◆ Task item:
Gather every line in the records below that contains the word "value".

===== Provided data =====

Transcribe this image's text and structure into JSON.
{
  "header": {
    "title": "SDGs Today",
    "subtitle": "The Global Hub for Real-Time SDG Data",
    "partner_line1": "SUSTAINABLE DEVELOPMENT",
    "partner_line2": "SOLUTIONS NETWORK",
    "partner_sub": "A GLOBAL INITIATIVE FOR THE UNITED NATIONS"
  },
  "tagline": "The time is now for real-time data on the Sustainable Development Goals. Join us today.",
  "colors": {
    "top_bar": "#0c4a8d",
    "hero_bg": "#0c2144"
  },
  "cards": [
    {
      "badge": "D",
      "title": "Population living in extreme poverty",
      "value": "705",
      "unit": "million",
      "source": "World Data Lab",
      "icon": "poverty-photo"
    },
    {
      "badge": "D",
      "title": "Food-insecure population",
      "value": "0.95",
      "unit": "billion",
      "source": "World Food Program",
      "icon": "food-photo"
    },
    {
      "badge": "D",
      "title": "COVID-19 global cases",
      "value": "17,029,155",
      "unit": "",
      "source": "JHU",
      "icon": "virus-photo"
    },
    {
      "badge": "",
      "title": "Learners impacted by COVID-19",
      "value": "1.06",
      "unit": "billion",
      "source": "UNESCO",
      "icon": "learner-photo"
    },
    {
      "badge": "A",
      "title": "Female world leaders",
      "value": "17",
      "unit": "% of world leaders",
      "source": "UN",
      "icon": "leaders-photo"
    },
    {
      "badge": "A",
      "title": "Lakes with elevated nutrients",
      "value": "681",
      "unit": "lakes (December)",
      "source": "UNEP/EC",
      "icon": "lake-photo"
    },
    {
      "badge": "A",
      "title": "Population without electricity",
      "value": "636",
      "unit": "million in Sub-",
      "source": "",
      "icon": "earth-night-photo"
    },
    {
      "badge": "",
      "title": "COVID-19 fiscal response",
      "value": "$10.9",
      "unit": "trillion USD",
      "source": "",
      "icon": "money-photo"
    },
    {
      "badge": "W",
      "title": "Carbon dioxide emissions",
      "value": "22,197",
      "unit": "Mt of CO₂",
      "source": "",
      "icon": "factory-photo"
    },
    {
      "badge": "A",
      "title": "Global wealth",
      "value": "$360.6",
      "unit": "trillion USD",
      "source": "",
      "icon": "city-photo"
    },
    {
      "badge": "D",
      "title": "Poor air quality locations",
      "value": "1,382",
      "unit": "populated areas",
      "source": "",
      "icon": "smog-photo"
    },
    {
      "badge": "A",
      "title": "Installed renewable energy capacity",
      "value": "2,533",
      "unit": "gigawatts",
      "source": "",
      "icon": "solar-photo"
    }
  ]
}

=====

◆ Completed exercise:
      "value": "705",
      "value": "0.95",
      "value": "17,029,155",
      "value": "1.06",
      "value": "17",
      "value": "681",
      "value": "636",
      "value": "$10.9",
      "value": "22,197",
      "value": "$360.6",
      "value": "1,382",
      "value": "2,533",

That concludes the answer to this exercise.